Venezuela's opposition leaders are bidding to maintain pressure on President Nicolas Maduro by taking to the streets again - just hours after three people were killed and hundreds arrested in the biggest anti-government demonstration in years.
Tens of thousands of protesters demanding elections and denouncing what they consider to be an increasingly dictatorial government were met by a curtain of tear gas and rubber bullets as they attempted to march to central Caracas on Wednesday.
Dozens had to slide down a concrete embankment and into the Guaire River to escape the noxious fumes. Across the country, the clashes were equally intense.
Pro-government militias, some of whom were armed, were blamed for two of the deaths, including that of a teenager in Caracas who was heading to a football game with friends.
Overnight, a National Guard sergeant was killed and a colonel injured when their squad was attacked with gunfire while trying to control disturbances in a city near Caracas, officials said.
In several cities, protesters described being terrorised by armed militia members who circled them on motorcycles.
As night fell, a group of youths tore down signs and billboards to build barricades from which they threw Molotov cocktails and rocks at riot police.
The three killings brought to eight the death toll since protests began three weeks ago over the Supreme Court's decision to strip the opposition-controlled congress of its last remaining powers, a move that was later reversed amid a storm of international criticism.
As protesters with burning eyes headed home, the opposition called for another round of street demonstrations on Thursday.
"If today we were millions, tomorrow even more of us need to come out," said opposition governor and two-time presidential candidate Henrique Capriles, who last week was barred from running for office for 15 years.
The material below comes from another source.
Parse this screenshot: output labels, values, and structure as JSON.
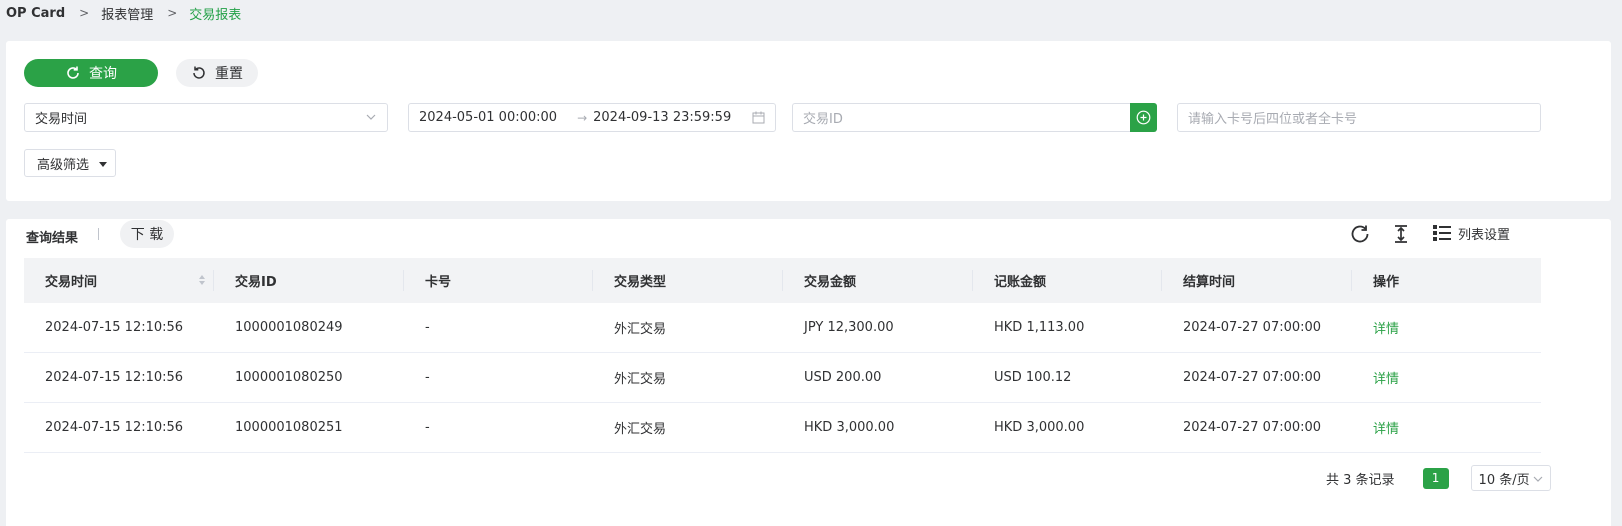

The Supreme Court's decision has energised Venezuela's fractious opposition, which had been struggling to channel growing disgust with Mr Maduro over widespread food shortages, triple-digit inflation and rampant crime.
Opponents are pushing for Mr Maduro's removal through early elections and the release of scores of political prisoners.
The government last year abruptly postponed regional elections the opposition was heavily favoured to win and cut off a petition drive to force a referendum seeking Mr Maduro's removal before elections late next year. The opposition sees the government measures as turning Venezuela into a nearly full-blown dictatorship.
But the government has shown little interest in backing down.
Mr Maduro, addressing supporters at a much smaller but still large counter-march of mostly state workers, said he is "anxious" to see elections take place sometime "soon", and repeated his call for dialogue, something many in the opposition see as a stalling tactic.
"Today they attempted to take power by force and we defeated them again," said Mr Maduro, adding that in recent hours authorities had rounded up several armed opponents seeking to carry out a coup.
He did not provide any evidence to back up the coup claims, and the opposition rejected them as a desperate attempt to intimidate Venezuelans from exercising their constitutional right to protest.